That was September of last year, but such situations continue to happen. More recently, pertaining to actress Sharon Stone. Revealing that she never knew that that infamous Basic Instinct scene would turn out how it did, the clip will soon be dredged into the spotlight once again thanks to an XXX director’s cut of the movie to be released this summer. Writing about the incident in her memoir The Beauty of Living Twice, Stone told fans, “that was how I saw my vagina-shot for the first time, long after I’d been told, ‘we can’t see anything, I just need you to remove your panties as the white is reflecting the light, so we know you have panties on.’” 

Knowing how director Paul Verhoeven originally got the shot is fairly shocking in and of itself, however, what’s more shocking still is that Stone has no way of stopping it from being part of the newly-restored version of the film. She too is powerless, with no say in what makes the final cut. No, she never gave permission for directors to film up her skirt in the first place, but it appears that that’s a minor detail in this instance (please sense the heavy sarcasm used here). 

Back to Moss and the NFT though.

If at first, you thought, “hmm, maybe this is a little much”, then I’d be right there with you. Posting videos of yourself that already exist elsewhere on the internet and asking people to buy them seems outlandish.
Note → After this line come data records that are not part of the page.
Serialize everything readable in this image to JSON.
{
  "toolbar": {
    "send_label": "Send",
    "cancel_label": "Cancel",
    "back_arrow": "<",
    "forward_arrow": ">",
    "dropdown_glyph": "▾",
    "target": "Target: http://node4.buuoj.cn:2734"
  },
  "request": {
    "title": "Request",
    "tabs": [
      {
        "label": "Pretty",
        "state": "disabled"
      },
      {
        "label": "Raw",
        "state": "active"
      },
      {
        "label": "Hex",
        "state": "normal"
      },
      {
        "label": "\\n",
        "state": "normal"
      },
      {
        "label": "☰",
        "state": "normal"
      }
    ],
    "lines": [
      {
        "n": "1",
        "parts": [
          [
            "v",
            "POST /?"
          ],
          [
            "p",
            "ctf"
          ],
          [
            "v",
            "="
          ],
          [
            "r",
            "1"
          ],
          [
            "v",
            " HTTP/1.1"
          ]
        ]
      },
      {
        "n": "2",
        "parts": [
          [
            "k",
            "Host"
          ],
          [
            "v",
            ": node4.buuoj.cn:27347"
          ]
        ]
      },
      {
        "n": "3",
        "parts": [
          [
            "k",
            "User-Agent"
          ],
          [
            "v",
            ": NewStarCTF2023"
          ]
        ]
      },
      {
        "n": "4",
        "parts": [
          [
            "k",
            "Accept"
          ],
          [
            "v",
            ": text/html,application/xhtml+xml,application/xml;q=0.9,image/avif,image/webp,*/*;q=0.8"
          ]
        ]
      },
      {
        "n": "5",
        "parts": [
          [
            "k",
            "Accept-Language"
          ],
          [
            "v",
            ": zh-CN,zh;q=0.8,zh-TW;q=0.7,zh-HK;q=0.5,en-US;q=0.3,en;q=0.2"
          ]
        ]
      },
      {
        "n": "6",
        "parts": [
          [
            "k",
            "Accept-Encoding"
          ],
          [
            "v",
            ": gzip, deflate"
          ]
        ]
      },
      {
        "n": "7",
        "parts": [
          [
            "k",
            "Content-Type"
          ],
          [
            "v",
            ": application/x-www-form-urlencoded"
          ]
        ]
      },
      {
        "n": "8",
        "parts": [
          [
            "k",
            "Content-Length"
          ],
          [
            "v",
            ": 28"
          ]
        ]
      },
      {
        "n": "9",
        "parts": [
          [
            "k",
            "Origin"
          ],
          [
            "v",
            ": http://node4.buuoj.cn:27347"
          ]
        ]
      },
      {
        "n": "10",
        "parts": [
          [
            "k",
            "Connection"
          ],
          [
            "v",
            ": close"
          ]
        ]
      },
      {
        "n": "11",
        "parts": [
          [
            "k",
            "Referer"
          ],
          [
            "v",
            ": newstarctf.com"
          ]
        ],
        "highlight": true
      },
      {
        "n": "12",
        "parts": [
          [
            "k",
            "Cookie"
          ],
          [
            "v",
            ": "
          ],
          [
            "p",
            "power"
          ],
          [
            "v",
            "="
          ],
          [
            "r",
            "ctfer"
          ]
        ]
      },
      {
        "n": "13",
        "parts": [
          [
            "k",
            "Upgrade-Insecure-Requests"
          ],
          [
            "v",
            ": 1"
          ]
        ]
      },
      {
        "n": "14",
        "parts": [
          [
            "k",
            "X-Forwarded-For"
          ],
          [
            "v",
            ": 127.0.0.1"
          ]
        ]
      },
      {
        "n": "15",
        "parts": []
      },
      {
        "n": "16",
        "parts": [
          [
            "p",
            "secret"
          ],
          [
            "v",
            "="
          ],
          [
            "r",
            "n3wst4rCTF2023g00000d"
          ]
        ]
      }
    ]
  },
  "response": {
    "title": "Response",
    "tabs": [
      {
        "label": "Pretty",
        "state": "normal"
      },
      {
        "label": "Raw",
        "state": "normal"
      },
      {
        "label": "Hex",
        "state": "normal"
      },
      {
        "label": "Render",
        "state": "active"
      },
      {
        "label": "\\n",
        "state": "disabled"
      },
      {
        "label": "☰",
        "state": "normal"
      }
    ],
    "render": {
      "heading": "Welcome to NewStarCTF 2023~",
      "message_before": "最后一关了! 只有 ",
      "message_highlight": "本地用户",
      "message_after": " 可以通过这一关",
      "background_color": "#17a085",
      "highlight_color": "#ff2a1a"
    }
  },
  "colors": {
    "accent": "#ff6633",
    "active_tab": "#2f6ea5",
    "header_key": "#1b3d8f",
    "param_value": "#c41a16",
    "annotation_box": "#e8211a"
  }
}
But factor in the above – women’s ongoing struggle for ownership of their bodies, the ever-present threat that you’ll be taken advantage of by money-hungry vultures looking to turn a profit, public backlash for decisions you were not even involved in making – and the fact that Kate intends on donating part of the proceeds from the sale of her NFTs to the mental health charity Gurls Talk, and you’ll probably come to a different conclusion. As did I.